You just had your first solo exhibition at the Rachel Uffner Gallery. What are some of the things you learned from that experience?

It was my first time reiterating a point through so many pieces, so I was trying to find ways of using certain symbols and reiterating these symbols without it being too repetitious. To prepare to produce that much work and to reiterate a conversation about suffering and life and death, I went through as many different channels as possible and gleaned certain passages or symbols from different cultures, different theologies and tried to retranslate them through my own. And then trying to figure out ways to gracefully position them without it getting too boring but to still maintain a general kind of family tree. It was mostly a lot of thinking and a lot of reading different texts to try and basically dress the idea of suffering in 12 different ways. Even then there’s some repeat outfits, which is fine. We can do that sometimes.

What did your timeline look like?

What can I realistically produce in five months? I remember when I did a residency with my ex a while ago and we were there for four weeks and I got there and thought I could make five paintings in four weeks. And everyone was like, “You’re fucking crazy.” And then I ended up getting really close to that goal. So, if I can do four paintings in four weeks, I could probably do three paintings a month, and then ideally make 12 paintings by this deadline. Looking at the space, I wanted to have it look right and feel kind of full and then I just set my eyes on that and tried to work in sizes. With larger paintings, I try to make them on the simpler side and with smaller paintings, I can make them look a little more intricate. Having five months and setting up pretty high expectations, I definitely realized what I was capable of and what I was not capable of and really know the time that I need to do something, what’s basically physically possible and what is just super unrealistic. It’s nice to be able to learn that threshold of mine, but that was all in the technical production. What I’m really learning now is this sort of spiritual production in a way which is something I didn’t think about.


Did the show make you feel successful or change your perception of what success means?

For the first time, I feel a little more widely recognized in my labor. And then after a lot of heavy therapy throughout the year too, I was able to acknowledge my own labor in it. I feel a personal sense of success for having this goal and completing it. As far as the actual success of the show itself and how I feel as an artist finally making my way into that circuit, I realize that I am not necessarily too enchanted by acclaim. At the end of the day, the work just needs to get done. I just want to paint things that I would like to see and things that help me understand what I’m thinking and whatever reception comes of it, then that’s great––or not great––depending on what kind. I will not stop painting because it’s just something that I need to do. But for me, I’ve definitely learned it’s been more a personal success for myself, mentally and spiritually, which has been a pretty gratifying thing to experience.

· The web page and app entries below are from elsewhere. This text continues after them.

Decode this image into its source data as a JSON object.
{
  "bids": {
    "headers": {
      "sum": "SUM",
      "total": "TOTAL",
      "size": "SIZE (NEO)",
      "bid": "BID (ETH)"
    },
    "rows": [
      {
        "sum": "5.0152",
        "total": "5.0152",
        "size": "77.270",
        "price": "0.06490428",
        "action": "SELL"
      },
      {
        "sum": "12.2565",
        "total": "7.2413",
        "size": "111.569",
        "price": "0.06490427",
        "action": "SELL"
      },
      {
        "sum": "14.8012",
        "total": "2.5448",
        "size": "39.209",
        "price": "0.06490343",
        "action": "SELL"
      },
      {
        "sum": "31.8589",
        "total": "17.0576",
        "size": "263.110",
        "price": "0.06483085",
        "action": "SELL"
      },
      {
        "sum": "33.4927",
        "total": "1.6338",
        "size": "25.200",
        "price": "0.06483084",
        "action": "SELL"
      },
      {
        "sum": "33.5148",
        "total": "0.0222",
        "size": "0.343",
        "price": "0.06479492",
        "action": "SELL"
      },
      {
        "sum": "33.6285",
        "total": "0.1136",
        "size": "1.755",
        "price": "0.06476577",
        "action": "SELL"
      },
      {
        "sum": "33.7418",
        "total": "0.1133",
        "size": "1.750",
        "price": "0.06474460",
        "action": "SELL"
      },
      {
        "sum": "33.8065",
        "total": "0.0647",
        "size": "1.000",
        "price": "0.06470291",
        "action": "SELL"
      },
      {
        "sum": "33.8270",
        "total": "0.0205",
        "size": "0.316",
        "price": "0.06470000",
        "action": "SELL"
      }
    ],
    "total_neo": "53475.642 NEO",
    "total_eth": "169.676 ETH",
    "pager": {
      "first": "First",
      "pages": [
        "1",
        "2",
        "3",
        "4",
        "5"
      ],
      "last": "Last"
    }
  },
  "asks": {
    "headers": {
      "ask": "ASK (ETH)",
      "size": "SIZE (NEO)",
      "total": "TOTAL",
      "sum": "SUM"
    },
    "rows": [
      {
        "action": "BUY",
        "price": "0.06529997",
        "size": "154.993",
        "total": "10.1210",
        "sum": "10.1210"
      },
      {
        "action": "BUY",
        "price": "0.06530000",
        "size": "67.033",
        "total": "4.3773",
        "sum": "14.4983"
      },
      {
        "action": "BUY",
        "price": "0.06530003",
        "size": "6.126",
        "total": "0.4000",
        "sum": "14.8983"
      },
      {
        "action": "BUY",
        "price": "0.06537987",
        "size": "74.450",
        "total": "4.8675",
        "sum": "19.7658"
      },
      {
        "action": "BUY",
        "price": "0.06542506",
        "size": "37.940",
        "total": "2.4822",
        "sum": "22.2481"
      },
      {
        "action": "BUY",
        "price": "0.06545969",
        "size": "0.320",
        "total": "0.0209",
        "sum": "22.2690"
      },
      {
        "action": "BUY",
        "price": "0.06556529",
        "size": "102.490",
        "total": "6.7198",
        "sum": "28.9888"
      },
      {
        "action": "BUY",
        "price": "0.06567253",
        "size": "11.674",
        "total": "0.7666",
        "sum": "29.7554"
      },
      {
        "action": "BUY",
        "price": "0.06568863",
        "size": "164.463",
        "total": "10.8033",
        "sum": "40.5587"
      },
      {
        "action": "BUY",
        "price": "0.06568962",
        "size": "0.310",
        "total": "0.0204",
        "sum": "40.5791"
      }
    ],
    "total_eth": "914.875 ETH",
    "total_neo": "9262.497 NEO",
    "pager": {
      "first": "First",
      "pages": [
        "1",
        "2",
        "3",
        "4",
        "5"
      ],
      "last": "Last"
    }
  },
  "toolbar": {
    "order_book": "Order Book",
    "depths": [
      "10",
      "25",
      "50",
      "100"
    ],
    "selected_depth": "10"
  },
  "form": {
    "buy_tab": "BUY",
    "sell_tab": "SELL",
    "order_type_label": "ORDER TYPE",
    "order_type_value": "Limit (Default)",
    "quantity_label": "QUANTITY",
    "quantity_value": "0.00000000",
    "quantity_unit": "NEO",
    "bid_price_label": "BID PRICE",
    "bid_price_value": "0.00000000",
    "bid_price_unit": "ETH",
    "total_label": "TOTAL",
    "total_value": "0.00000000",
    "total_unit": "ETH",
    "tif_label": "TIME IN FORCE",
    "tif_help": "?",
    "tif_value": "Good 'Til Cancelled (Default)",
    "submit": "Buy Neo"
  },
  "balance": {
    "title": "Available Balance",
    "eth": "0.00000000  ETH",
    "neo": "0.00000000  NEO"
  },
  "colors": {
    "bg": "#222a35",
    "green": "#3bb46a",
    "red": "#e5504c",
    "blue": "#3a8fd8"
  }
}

Will you be approaching your work differently at all now?

It’s exciting, but it’s also kind of daunting because I feel like there’s going to be a little more attention as to how much of a lunatic I really am. And I am worried about how people are going to take my stance on things whether it’s through painting or on the internet, but I don’t think I will necessarily change that because as far as my presence goes in painting, it’s just funnier to be a bit of a kook and I’m going to roll with that. All things considered, I didn’t get here by being conservative or making works that people wanted to see. I have been doing me and maintaining that. And if I have to change that to progress, then that just sounds miserable. I wouldn’t be caught dead changing to somebody else’s will. It’s already hard enough to live this life.

Elbert Perez Recommends:

Death: those moments where I remember I’m going to die so I should get things done before I do

Deep conversations with people I hardly know

Idioms, aphorisms and allegories

Religious tales, theology in general

Continental philosophy, Sartrian existentialism in particular